ACTIVITY
Carry over every entry exactly as it appears in the records.

[Interface dataset entries]
BEGIN
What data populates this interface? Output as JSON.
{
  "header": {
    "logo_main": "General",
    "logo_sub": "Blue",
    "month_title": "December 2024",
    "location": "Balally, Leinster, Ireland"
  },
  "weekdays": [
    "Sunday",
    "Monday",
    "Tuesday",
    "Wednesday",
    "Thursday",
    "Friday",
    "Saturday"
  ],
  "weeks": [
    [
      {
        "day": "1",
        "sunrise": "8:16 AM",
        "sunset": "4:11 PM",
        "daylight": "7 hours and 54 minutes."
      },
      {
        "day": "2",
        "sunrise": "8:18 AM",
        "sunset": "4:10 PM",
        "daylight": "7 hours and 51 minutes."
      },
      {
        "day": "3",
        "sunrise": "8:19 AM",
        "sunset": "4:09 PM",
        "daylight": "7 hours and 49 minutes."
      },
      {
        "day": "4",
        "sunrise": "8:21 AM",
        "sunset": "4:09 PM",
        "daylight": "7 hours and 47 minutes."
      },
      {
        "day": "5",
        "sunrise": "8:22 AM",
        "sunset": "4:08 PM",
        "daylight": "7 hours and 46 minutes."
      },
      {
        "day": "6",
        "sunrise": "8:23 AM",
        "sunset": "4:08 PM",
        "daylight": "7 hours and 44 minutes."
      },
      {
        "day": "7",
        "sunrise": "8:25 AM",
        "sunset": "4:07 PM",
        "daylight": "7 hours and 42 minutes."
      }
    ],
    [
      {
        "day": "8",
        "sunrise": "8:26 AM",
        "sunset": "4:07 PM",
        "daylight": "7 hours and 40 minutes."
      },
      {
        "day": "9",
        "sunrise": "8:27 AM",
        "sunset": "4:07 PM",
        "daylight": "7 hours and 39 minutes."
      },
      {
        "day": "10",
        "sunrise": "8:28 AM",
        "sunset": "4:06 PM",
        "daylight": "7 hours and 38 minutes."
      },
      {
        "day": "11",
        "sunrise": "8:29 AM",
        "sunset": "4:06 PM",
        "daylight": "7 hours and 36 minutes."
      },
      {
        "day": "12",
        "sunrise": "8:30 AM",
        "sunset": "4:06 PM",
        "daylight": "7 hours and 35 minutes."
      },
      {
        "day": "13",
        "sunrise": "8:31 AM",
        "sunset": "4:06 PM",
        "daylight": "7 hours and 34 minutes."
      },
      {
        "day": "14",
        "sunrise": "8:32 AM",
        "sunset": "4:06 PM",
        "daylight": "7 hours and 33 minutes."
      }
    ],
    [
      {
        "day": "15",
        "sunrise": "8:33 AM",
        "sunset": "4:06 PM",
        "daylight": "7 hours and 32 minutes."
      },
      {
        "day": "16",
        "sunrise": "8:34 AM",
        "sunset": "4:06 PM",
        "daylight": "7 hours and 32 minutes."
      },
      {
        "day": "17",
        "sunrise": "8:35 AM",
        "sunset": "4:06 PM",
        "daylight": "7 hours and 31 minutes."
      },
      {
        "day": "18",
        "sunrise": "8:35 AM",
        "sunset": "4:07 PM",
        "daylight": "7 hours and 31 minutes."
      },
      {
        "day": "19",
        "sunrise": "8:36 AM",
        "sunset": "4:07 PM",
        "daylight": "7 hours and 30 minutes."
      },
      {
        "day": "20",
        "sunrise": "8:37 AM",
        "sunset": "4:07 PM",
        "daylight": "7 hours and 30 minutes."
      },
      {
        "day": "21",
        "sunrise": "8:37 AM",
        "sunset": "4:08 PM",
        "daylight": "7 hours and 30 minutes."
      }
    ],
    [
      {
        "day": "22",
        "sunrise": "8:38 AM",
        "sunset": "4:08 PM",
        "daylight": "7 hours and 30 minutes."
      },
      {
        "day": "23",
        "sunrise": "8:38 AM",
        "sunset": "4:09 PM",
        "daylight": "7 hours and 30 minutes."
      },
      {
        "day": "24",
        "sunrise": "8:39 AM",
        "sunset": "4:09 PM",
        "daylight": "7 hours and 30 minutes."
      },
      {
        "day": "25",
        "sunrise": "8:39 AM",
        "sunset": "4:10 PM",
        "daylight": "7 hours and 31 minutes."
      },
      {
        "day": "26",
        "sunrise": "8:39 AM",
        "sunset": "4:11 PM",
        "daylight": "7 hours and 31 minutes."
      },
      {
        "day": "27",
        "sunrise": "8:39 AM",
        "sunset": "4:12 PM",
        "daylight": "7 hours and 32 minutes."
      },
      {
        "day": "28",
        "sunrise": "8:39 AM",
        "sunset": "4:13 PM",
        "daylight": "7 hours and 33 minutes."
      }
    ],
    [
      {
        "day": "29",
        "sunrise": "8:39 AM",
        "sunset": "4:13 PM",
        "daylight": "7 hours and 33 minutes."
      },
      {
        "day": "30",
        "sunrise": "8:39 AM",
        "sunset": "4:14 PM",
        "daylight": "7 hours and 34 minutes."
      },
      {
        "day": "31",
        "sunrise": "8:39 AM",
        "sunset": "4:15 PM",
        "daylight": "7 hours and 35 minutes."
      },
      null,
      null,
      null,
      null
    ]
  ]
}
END
RESPONSE FOR THIS EXERCISE
What data populates this interface? Output as JSON.
{
  "header": {
    "logo_main": "General",
    "logo_sub": "Blue",
    "month_title": "December 2024",
    "location": "Balally, Leinster, Ireland"
  },
  "weekdays": [
    "Sunday",
    "Monday",
    "Tuesday",
    "Wednesday",
    "Thursday",
    "Friday",
    "Saturday"
  ],
  "weeks": [
    [
      {
        "day": "1",
        "sunrise": "8:16 AM",
        "sunset": "4:11 PM",
        "daylight": "7 hours and 54 minutes."
      },
      {
        "day": "2",
        "sunrise": "8:18 AM",
        "sunset": "4:10 PM",
        "daylight": "7 hours and 51 minutes."
      },
      {
        "day": "3",
        "sunrise": "8:19 AM",
        "sunset": "4:09 PM",
        "daylight": "7 hours and 49 minutes."
      },
      {
        "day": "4",
        "sunrise": "8:21 AM",
        "sunset": "4:09 PM",
        "daylight": "7 hours and 47 minutes."
      },
      {
        "day": "5",
        "sunrise": "8:22 AM",
        "sunset": "4:08 PM",
        "daylight": "7 hours and 46 minutes."
      },
      {
        "day": "6",
        "sunrise": "8:23 AM",
        "sunset": "4:08 PM",
        "daylight": "7 hours and 44 minutes."
      },
      {
        "day": "7",
        "sunrise": "8:25 AM",
        "sunset": "4:07 PM",
        "daylight": "7 hours and 42 minutes."
      }
    ],
    [
      {
        "day": "8",
        "sunrise": "8:26 AM",
        "sunset": "4:07 PM",
        "daylight": "7 hours and 40 minutes."
      },
      {
        "day": "9",
        "sunrise": "8:27 AM",
        "sunset": "4:07 PM",
        "daylight": "7 hours and 39 minutes."
      },
      {
        "day": "10",
        "sunrise": "8:28 AM",
        "sunset": "4:06 PM",
        "daylight": "7 hours and 38 minutes."
      },
      {
        "day": "11",
        "sunrise": "8:29 AM",
        "sunset": "4:06 PM",
        "daylight": "7 hours and 36 minutes."
      },
      {
        "day": "12",
        "sunrise": "8:30 AM",
        "sunset": "4:06 PM",
        "daylight": "7 hours and 35 minutes."
      },
      {
        "day": "13",
        "sunrise": "8:31 AM",
        "sunset": "4:06 PM",
        "daylight": "7 hours and 34 minutes."
      },
      {
        "day": "14",
        "sunrise": "8:32 AM",
        "sunset": "4:06 PM",
        "daylight": "7 hours and 33 minutes."
      }
    ],
    [
      {
        "day": "15",
        "sunrise": "8:33 AM",
        "sunset": "4:06 PM",
        "daylight": "7 hours and 32 minutes."
      },
      {
        "day": "16",
        "sunrise": "8:34 AM",
        "sunset": "4:06 PM",
        "daylight": "7 hours and 32 minutes."
      },
      {
        "day": "17",
        "sunrise": "8:35 AM",
        "sunset": "4:06 PM",
        "daylight": "7 hours and 31 minutes."
      },
      {
        "day": "18",
        "sunrise": "8:35 AM",
        "sunset": "4:07 PM",
        "daylight": "7 hours and 31 minutes."
      },
      {
        "day": "19",
        "sunrise": "8:36 AM",
        "sunset": "4:07 PM",
        "daylight": "7 hours and 30 minutes."
      },
      {
        "day": "20",
        "sunrise": "8:37 AM",
        "sunset": "4:07 PM",
        "daylight": "7 hours and 30 minutes."
      },
      {
        "day": "21",
        "sunrise": "8:37 AM",
        "sunset": "4:08 PM",
        "daylight": "7 hours and 30 minutes."
      }
    ],
    [
      {
        "day": "22",
        "sunrise": "8:38 AM",
        "sunset": "4:08 PM",
        "daylight": "7 hours and 30 minutes."
      },
      {
        "day": "23",
        "sunrise": "8:38 AM",
        "sunset": "4:09 PM",
        "daylight": "7 hours and 30 minutes."
      },
      {
        "day": "24",
        "sunrise": "8:39 AM",
        "sunset": "4:09 PM",
        "daylight": "7 hours and 30 minutes."
      },
      {
        "day": "25",
        "sunrise": "8:39 AM",
        "sunset": "4:10 PM",
        "daylight": "7 hours and 31 minutes."
      },
      {
        "day": "26",
        "sunrise": "8:39 AM",
        "sunset": "4:11 PM",
        "daylight": "7 hours and 31 minutes."
      },
      {
        "day": "27",
        "sunrise": "8:39 AM",
        "sunset": "4:12 PM",
        "daylight": "7 hours and 32 minutes."
      },
      {
        "day": "28",
        "sunrise": "8:39 AM",
        "sunset": "4:13 PM",
        "daylight": "7 hours and 33 minutes."
      }
    ],
    [
      {
        "day": "29",
        "sunrise": "8:39 AM",
        "sunset": "4:13 PM",
        "daylight": "7 hours and 33 minutes."
      },
      {
        "day": "30",
        "sunrise": "8:39 AM",
        "sunset": "4:14 PM",
        "daylight": "7 hours and 34 minutes."
      },
      {
        "day": "31",
        "sunrise": "8:39 AM",
        "sunset": "4:15 PM",
        "daylight": "7 hours and 35 minutes."
      },
      null,
      null,
      null,
      null
    ]
  ]
}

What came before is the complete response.